Here's another post that I wrote several weeks ago and am just now finishing up with pictures and posting...
Awhile ago, I decided that I needed a drawer for the bottom of my closet. Zach has a whole bunch in his closet, but they're cedar and, from what he told me, really expensive. Also, he couldn't seem to tell me where he had gotten them, other than "the Internet." I did some Internet searching, but all I could really find were plastic storage drawers that weren't the right size.

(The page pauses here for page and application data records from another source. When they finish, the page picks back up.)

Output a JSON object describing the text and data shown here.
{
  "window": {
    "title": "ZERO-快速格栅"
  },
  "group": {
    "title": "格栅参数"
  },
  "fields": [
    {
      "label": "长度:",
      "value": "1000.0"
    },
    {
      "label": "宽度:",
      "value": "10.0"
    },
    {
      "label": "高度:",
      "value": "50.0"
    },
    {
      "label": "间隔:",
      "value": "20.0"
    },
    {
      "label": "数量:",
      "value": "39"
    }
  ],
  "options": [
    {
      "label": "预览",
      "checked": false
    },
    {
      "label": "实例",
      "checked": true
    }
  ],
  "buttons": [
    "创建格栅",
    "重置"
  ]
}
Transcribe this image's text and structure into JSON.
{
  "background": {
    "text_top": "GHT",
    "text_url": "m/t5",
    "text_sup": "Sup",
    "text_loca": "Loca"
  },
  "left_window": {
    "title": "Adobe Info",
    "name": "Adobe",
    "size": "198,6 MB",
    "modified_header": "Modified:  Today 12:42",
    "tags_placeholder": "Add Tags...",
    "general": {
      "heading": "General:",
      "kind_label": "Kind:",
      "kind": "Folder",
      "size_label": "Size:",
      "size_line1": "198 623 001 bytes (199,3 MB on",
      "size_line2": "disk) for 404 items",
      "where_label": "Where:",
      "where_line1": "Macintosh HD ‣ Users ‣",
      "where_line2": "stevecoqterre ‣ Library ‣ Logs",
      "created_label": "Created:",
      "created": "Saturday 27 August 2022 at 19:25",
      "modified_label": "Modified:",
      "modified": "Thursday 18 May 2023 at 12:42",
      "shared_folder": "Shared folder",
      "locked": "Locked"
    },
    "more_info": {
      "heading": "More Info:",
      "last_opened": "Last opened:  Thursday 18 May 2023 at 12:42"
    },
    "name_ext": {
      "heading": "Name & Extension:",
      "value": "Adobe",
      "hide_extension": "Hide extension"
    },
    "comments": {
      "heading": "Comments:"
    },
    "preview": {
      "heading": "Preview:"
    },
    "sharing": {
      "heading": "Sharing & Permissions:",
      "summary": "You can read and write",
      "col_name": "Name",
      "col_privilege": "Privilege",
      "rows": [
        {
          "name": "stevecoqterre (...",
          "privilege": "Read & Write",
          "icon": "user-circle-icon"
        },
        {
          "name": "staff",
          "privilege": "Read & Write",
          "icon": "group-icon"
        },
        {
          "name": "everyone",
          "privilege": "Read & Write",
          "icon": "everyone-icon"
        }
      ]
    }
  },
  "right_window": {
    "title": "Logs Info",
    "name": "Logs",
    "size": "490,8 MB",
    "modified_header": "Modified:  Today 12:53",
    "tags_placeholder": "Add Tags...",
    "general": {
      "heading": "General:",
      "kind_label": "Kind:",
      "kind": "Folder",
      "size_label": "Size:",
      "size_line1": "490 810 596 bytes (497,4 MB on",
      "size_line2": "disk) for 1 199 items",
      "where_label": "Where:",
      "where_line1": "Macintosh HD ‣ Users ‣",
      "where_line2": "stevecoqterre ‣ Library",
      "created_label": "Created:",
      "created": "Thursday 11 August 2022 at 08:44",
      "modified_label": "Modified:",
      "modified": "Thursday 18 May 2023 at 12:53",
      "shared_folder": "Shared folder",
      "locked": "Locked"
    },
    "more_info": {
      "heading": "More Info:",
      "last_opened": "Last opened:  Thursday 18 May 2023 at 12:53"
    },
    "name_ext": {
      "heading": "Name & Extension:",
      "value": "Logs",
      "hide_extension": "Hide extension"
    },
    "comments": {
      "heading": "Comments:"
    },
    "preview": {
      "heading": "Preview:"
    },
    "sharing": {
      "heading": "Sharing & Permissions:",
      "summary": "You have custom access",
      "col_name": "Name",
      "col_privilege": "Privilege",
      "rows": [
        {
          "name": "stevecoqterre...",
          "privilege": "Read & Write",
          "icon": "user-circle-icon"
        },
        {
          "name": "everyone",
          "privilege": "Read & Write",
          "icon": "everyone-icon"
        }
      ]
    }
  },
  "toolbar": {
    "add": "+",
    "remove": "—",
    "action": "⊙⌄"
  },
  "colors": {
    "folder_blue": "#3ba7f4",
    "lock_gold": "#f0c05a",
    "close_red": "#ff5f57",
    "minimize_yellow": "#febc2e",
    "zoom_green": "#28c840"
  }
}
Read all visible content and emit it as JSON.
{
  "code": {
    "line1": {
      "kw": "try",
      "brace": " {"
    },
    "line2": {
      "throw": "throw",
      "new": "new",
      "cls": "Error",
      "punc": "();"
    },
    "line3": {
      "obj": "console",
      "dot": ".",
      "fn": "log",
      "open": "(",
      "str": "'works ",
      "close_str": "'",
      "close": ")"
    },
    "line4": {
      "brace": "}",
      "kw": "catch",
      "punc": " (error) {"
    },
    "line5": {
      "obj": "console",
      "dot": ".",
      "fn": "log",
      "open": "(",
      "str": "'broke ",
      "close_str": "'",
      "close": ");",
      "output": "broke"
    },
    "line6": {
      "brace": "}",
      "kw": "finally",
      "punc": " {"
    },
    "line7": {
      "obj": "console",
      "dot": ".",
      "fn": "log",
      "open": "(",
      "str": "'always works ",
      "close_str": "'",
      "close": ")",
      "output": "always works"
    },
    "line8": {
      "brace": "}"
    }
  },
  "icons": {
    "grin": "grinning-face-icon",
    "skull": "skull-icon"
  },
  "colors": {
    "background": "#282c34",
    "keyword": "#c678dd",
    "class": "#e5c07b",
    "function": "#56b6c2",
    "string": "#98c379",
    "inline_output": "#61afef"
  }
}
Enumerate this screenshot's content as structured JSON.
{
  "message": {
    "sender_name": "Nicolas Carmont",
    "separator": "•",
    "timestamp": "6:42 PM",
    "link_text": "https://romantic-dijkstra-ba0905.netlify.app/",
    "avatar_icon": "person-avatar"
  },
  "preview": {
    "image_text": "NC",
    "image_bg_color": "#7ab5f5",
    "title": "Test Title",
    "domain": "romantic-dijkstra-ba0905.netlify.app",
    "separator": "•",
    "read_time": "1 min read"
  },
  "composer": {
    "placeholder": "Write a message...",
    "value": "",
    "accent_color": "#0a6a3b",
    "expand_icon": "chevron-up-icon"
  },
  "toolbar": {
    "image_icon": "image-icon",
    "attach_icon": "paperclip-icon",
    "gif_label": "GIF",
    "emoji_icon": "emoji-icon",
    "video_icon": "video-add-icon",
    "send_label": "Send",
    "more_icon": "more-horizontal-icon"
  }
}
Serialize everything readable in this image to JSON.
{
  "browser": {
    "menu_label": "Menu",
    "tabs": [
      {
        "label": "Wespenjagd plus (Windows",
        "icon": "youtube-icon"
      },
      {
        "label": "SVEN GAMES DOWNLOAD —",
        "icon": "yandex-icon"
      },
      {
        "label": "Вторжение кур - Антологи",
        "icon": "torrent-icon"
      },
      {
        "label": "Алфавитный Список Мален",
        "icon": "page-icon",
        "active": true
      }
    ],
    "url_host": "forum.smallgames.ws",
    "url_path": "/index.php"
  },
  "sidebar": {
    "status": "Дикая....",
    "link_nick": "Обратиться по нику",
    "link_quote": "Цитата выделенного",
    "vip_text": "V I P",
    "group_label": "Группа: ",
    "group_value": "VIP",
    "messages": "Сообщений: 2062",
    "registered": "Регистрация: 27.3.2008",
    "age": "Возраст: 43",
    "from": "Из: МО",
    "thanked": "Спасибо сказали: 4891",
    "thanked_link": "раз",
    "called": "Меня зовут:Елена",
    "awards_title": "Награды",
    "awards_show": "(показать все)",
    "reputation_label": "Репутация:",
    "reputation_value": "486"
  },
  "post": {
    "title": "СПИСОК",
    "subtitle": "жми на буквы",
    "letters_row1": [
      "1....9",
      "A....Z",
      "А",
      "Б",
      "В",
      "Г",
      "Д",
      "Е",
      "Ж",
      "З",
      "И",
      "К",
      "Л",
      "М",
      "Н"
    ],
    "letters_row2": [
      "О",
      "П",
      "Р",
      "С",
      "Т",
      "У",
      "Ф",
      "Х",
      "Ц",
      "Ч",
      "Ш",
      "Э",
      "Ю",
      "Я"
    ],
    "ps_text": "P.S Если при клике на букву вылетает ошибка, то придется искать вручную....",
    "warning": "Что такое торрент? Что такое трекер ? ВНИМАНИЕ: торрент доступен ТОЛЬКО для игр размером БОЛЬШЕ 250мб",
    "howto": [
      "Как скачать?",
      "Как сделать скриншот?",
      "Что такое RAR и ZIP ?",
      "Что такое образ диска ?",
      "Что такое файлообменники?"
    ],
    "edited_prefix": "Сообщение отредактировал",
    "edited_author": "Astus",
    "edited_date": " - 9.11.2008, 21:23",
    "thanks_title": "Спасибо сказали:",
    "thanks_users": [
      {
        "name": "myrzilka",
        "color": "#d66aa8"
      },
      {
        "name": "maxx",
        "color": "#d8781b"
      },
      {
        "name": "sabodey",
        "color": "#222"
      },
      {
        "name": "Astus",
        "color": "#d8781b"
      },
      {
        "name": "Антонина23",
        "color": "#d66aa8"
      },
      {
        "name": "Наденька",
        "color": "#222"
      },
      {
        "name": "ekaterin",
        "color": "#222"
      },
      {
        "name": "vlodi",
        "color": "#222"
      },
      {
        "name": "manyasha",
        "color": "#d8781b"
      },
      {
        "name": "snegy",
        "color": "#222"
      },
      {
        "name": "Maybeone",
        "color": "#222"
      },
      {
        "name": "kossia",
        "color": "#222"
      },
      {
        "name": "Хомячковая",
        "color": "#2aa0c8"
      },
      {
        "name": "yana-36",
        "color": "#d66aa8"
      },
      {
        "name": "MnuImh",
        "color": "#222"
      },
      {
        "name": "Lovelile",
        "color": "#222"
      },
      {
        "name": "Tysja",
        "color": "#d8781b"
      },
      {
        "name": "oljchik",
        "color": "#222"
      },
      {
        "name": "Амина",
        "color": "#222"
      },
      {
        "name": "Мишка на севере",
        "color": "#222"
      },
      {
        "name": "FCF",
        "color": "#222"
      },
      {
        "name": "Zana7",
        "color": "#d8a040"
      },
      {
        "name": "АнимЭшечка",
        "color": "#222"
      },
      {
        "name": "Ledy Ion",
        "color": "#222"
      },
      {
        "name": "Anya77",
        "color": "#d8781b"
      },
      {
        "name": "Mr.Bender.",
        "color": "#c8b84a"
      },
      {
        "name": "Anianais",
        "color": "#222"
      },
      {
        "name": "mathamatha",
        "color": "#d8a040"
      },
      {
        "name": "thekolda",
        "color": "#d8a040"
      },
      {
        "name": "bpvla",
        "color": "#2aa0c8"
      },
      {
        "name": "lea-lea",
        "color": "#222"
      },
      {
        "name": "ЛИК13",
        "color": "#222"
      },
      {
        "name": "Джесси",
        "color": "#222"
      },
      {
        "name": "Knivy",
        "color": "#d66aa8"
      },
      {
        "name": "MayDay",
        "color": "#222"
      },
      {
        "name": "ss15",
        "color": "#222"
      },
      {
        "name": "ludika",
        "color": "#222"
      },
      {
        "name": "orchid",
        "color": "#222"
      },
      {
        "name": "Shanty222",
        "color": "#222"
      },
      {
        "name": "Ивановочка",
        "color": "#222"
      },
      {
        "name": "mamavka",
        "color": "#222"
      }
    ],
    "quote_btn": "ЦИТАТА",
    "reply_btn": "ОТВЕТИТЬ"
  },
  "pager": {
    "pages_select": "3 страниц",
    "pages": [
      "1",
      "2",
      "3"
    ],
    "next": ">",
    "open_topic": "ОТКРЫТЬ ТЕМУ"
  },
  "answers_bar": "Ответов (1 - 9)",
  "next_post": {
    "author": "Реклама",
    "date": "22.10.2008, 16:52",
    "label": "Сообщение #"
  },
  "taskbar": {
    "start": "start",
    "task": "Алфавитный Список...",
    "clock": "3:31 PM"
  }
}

Then one day, while browsing the blogosphere, I realized that people are building things with drawers, and I should be able to just take the relevant information from that to build a single stand-alone drawer for my closet. Then I found Ana White and pretty much fell in love. She has an amazing site filled with instructions for building probably just about anything you could want. And the site has a good search capability to search through all her projects, which I did, searching only for "drawer." That's how I came upon her tutorial for making an entryway bench with drawer and hutch. The bottom part, the drawer bench, is basically what I wanted, with some minor dimensional tweaks. I got so excited, I couldn't wait to get home to measure my space and start drawing up my plans! I almost left work early, but I exerted some self-control and stayed. But as soon as I got home, I got to work, measuring my closet area, drawing some plans on graph paper, and figuring out how much of what size boards I would need. Then I just wished it was the weekend instead of Wednesday, so I could get started.
Ana White's tutorial is wonderful, with great instructions and drawings, so I won't attempt to recreate it here. Instead, I'll just note where I differed from her plans, which is mainly in the dimensions. After measuring my closet floor, I decided to make my drawer 28" wide, 18" deep, and 10" tall. After lots of drawing and thinking and math, I determined that I should get 9' of 1x18, 4' of 1x8, and 6' of 1x2. As some of you may know, you can't get 1x18 boards. When Ana White says to use boards of odd sizes, she means get plywood and cut it to your needs. I did some more math to figure out what sizes to get my boards pre-cut at Home Depot so they would fit in my car and loaded it all up. Occasionally, I wish I had a truck.
I got all my pieces cut and spray-primed them with Kilz. I thought that would be easier/faster than using regular primer, which takes longer both to apply and to dry.
I assembled the outside using 2" nails. In hindsight, I wish I had used pocket holes/screws. It would have looked nicer and probably would have assembled more cleanly too. I don't have a pocket hole jig, but for the drawer, I borrowed one from my awesome friend who often lets me borrow his tools, and it was great. Pocket hole jig is going on my Christmas wish list!
I had some difficulty with the drawer fitting, probably due to things not being perfectly square and possibly from slightly off measurements/cutting. I had to do some last-minute sanding and trimming to get it all to work. Fortunately, it doesn't have to be super pretty, since it's going to sit on the floor of my closet, and probably no one but me will ever really see it. I finished the inside of the drawer off with Modge-podge and wrapping paper to cover up the pocket holes and give it a little nicer feel. I definitely learned a lot from this project, so if I did something similar again, it would probably be better.